> **The input**:
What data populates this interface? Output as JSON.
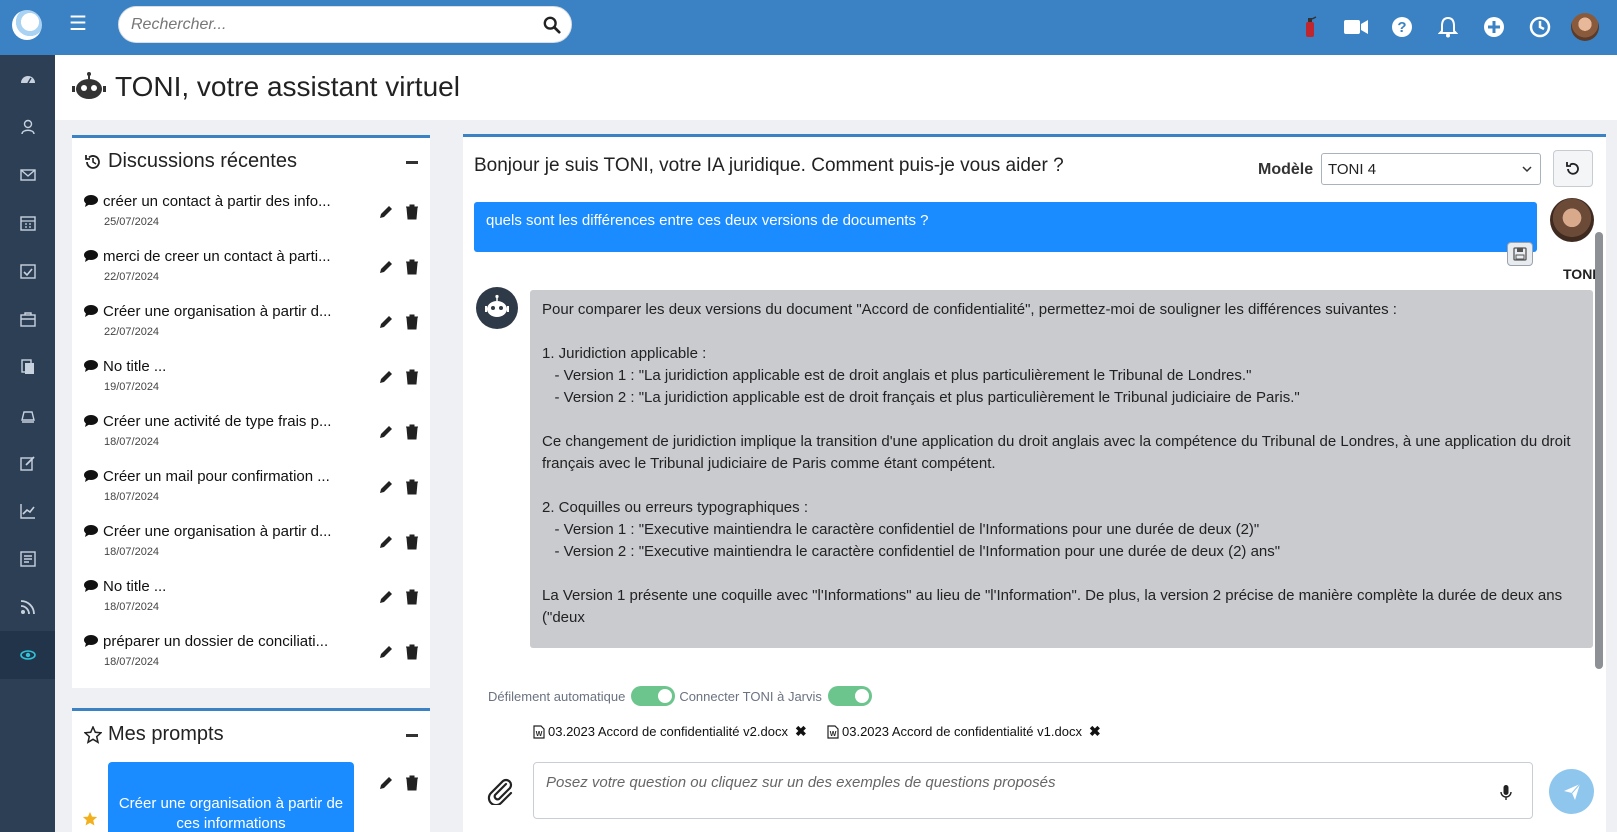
{
  "topbar": {
    "search_placeholder": "Rechercher...",
    "icons": [
      "logo",
      "menu-icon",
      "search-icon",
      "fire-extinguisher-icon",
      "video-icon",
      "help-icon",
      "bell-icon",
      "plus-icon",
      "clock-icon",
      "user-avatar"
    ]
  },
  "sidebar": {
    "items": [
      "dashboard-icon",
      "contacts-icon",
      "mail-icon",
      "calendar-icon",
      "tasks-icon",
      "briefcase-icon",
      "documents-icon",
      "billing-icon",
      "edit-icon",
      "chart-icon",
      "report-icon",
      "rss-icon",
      "toni-icon"
    ],
    "active": "toni-icon"
  },
  "page": {
    "title": "TONI, votre assistant virtuel"
  },
  "discussions": {
    "title": "Discussions récentes",
    "items": [
      {
        "title": "créer un contact à partir des info...",
        "date": "25/07/2024"
      },
      {
        "title": "merci de creer un contact à parti...",
        "date": "22/07/2024"
      },
      {
        "title": "Créer une organisation à partir d...",
        "date": "22/07/2024"
      },
      {
        "title": "No title ...",
        "date": "19/07/2024"
      },
      {
        "title": "Créer une activité de type frais p...",
        "date": "18/07/2024"
      },
      {
        "title": "Créer un mail pour confirmation ...",
        "date": "18/07/2024"
      },
      {
        "title": "Créer une organisation à partir d...",
        "date": "18/07/2024"
      },
      {
        "title": "No title ...",
        "date": "18/07/2024"
      },
      {
        "title": "préparer un dossier de conciliati...",
        "date": "18/07/2024"
      }
    ]
  },
  "prompts": {
    "title": "Mes prompts",
    "items": [
      {
        "label": "Créer une organisation à partir de ces informations"
      }
    ]
  },
  "chat": {
    "greeting": "Bonjour je suis TONI, votre IA juridique. Comment puis-je vous aider ?",
    "model_label": "Modèle",
    "model_value": "TONI 4",
    "user_message": "quels sont les différences entre ces deux versions de documents ?",
    "assistant_name": "TONI",
    "bot_message": "Pour comparer les deux versions du document \"Accord de confidentialité\", permettez-moi de souligner les différences suivantes :\n\n1. Juridiction applicable :\n   - Version 1 : \"La juridiction applicable est de droit anglais et plus particulièrement le Tribunal de Londres.\"\n   - Version 2 : \"La juridiction applicable est de droit français et plus particulièrement le Tribunal judiciaire de Paris.\"\n\nCe changement de juridiction implique la transition d'une application du droit anglais avec la compétence du Tribunal de Londres, à une application du droit français avec le Tribunal judiciaire de Paris comme étant compétent.\n\n2. Coquilles ou erreurs typographiques :\n   - Version 1 : \"Executive maintiendra le caractère confidentiel de l'Informations pour une durée de deux (2)\"\n   - Version 2 : \"Executive maintiendra le caractère confidentiel de l'Information pour une durée de deux (2) ans\"\n\nLa Version 1 présente une coquille avec \"l'Informations\" au lieu de \"l'Information\". De plus, la version 2 précise de manière complète la durée de deux ans (\"deux",
    "auto_scroll_label": "Défilement automatique",
    "auto_scroll_on": true,
    "connect_label": "Connecter TONI à Jarvis",
    "connect_on": true,
    "attachments": [
      "03.2023 Accord de confidentialité v2.docx",
      "03.2023 Accord de confidentialité v1.docx"
    ],
    "input_placeholder": "Posez votre question ou cliquez sur un des exemples de questions proposés"
  },
  "colors": {
    "topbar": "#3a82c4",
    "sidebar": "#2d3f55",
    "accent_blue": "#1a8cff",
    "toggle_green": "#6cc58d",
    "bot_bubble": "#c9cbcf"
  }
}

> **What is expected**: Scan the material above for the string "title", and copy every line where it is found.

> **Solution to the problem**:
    "title": "TONI, votre assistant virtuel"
    "title": "Discussions récentes",
        "title": "créer un contact à partir des info...",
        "title": "merci de creer un contact à parti...",
        "title": "Créer une organisation à partir d...",
        "title": "No title ...",
        "title": "Créer une activité de type frais p...",
        "title": "Créer un mail pour confirmation ...",
        "title": "Créer une organisation à partir d...",
        "title": "No title ...",
        "title": "préparer un dossier de conciliati...",
    "title": "Mes prompts",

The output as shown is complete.